TRY IT: An exact copy of the data is needed, but without any of its images.
# # #
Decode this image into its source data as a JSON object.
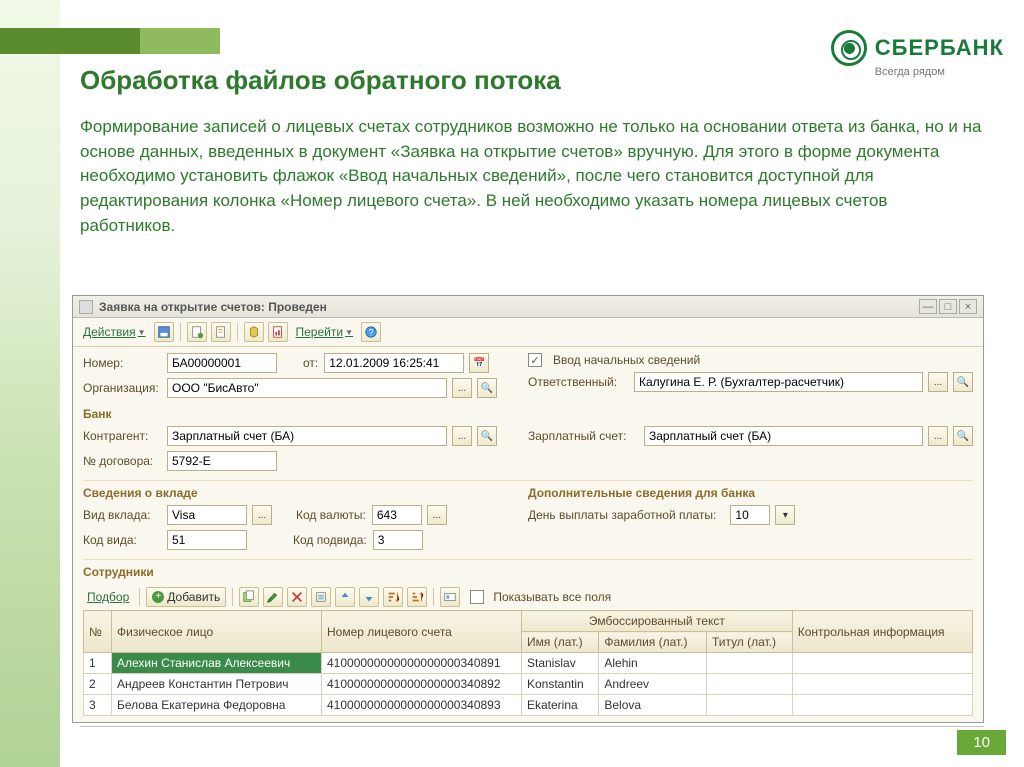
{
  "brand": {
    "name": "СБЕРБАНК",
    "tagline": "Всегда рядом"
  },
  "title": "Обработка файлов обратного потока",
  "paragraph": "Формирование записей о лицевых счетах сотрудников возможно не только на основании ответа из банка, но и на основе данных, введенных в документ «Заявка на открытие счетов» вручную. Для этого в форме документа необходимо установить флажок «Ввод начальных сведений», после чего становится доступной для редактирования колонка «Номер лицевого счета». В ней необходимо указать номера лицевых счетов работников.",
  "window": {
    "title": "Заявка на открытие счетов: Проведен",
    "toolbar": {
      "actions": "Действия",
      "goto": "Перейти"
    }
  },
  "form": {
    "number_label": "Номер:",
    "number": "БА00000001",
    "from_label": "от:",
    "from": "12.01.2009 16:25:41",
    "initial_check_label": "Ввод начальных сведений",
    "org_label": "Организация:",
    "org": "ООО \"БисАвто\"",
    "resp_label": "Ответственный:",
    "resp": "Калугина Е. Р. (Бухгалтер-расчетчик)",
    "bank_section": "Банк",
    "contragent_label": "Контрагент:",
    "contragent": "Зарплатный счет (БА)",
    "salary_acc_label": "Зарплатный счет:",
    "salary_acc": "Зарплатный счет (БА)",
    "contract_label": "№ договора:",
    "contract": "5792-E",
    "deposit_section": "Сведения о вкладе",
    "extra_section": "Дополнительные сведения для банка",
    "deposit_type_label": "Вид вклада:",
    "deposit_type": "Visa",
    "currency_label": "Код валюты:",
    "currency": "643",
    "payout_day_label": "День выплаты заработной платы:",
    "payout_day": "10",
    "kind_code_label": "Код вида:",
    "kind_code": "51",
    "subkind_label": "Код подвида:",
    "subkind": "3",
    "employees_section": "Сотрудники",
    "select_link": "Подбор",
    "add_button": "Добавить",
    "show_all_label": "Показывать все поля"
  },
  "table": {
    "headers": {
      "num": "№",
      "person": "Физическое лицо",
      "account": "Номер лицевого счета",
      "emboss": "Эмбоссированный текст",
      "name_lat": "Имя (лат.)",
      "surname_lat": "Фамилия (лат.)",
      "title_lat": "Титул (лат.)",
      "control": "Контрольная информация"
    },
    "rows": [
      {
        "n": "1",
        "person": "Алехин Станислав Алексеевич",
        "account": "41000000000000000000340891",
        "name": "Stanislav",
        "surname": "Alehin",
        "title": ""
      },
      {
        "n": "2",
        "person": "Андреев Константин Петрович",
        "account": "41000000000000000000340892",
        "name": "Konstantin",
        "surname": "Andreev",
        "title": ""
      },
      {
        "n": "3",
        "person": "Белова Екатерина Федоровна",
        "account": "41000000000000000000340893",
        "name": "Ekaterina",
        "surname": "Belova",
        "title": ""
      }
    ]
  },
  "page_number": "10"
}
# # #
COMPLETED EXERCISE:
Decode this image into its source data as a JSON object.
{
  "brand": {
    "name": "СБЕРБАНК",
    "tagline": "Всегда рядом"
  },
  "title": "Обработка файлов обратного потока",
  "paragraph": "Формирование записей о лицевых счетах сотрудников возможно не только на основании ответа из банка, но и на основе данных, введенных в документ «Заявка на открытие счетов» вручную. Для этого в форме документа необходимо установить флажок «Ввод начальных сведений», после чего становится доступной для редактирования колонка «Номер лицевого счета». В ней необходимо указать номера лицевых счетов работников.",
  "window": {
    "title": "Заявка на открытие счетов: Проведен",
    "toolbar": {
      "actions": "Действия",
      "goto": "Перейти"
    }
  },
  "form": {
    "number_label": "Номер:",
    "number": "БА00000001",
    "from_label": "от:",
    "from": "12.01.2009 16:25:41",
    "initial_check_label": "Ввод начальных сведений",
    "org_label": "Организация:",
    "org": "ООО \"БисАвто\"",
    "resp_label": "Ответственный:",
    "resp": "Калугина Е. Р. (Бухгалтер-расчетчик)",
    "bank_section": "Банк",
    "contragent_label": "Контрагент:",
    "contragent": "Зарплатный счет (БА)",
    "salary_acc_label": "Зарплатный счет:",
    "salary_acc": "Зарплатный счет (БА)",
    "contract_label": "№ договора:",
    "contract": "5792-E",
    "deposit_section": "Сведения о вкладе",
    "extra_section": "Дополнительные сведения для банка",
    "deposit_type_label": "Вид вклада:",
    "deposit_type": "Visa",
    "currency_label": "Код валюты:",
    "currency": "643",
    "payout_day_label": "День выплаты заработной платы:",
    "payout_day": "10",
    "kind_code_label": "Код вида:",
    "kind_code": "51",
    "subkind_label": "Код подвида:",
    "subkind": "3",
    "employees_section": "Сотрудники",
    "select_link": "Подбор",
    "add_button": "Добавить",
    "show_all_label": "Показывать все поля"
  },
  "table": {
    "headers": {
      "num": "№",
      "person": "Физическое лицо",
      "account": "Номер лицевого счета",
      "emboss": "Эмбоссированный текст",
      "name_lat": "Имя (лат.)",
      "surname_lat": "Фамилия (лат.)",
      "title_lat": "Титул (лат.)",
      "control": "Контрольная информация"
    },
    "rows": [
      {
        "n": "1",
        "person": "Алехин Станислав Алексеевич",
        "account": "41000000000000000000340891",
        "name": "Stanislav",
        "surname": "Alehin",
        "title": ""
      },
      {
        "n": "2",
        "person": "Андреев Константин Петрович",
        "account": "41000000000000000000340892",
        "name": "Konstantin",
        "surname": "Andreev",
        "title": ""
      },
      {
        "n": "3",
        "person": "Белова Екатерина Федоровна",
        "account": "41000000000000000000340893",
        "name": "Ekaterina",
        "surname": "Belova",
        "title": ""
      }
    ]
  },
  "page_number": "10"
}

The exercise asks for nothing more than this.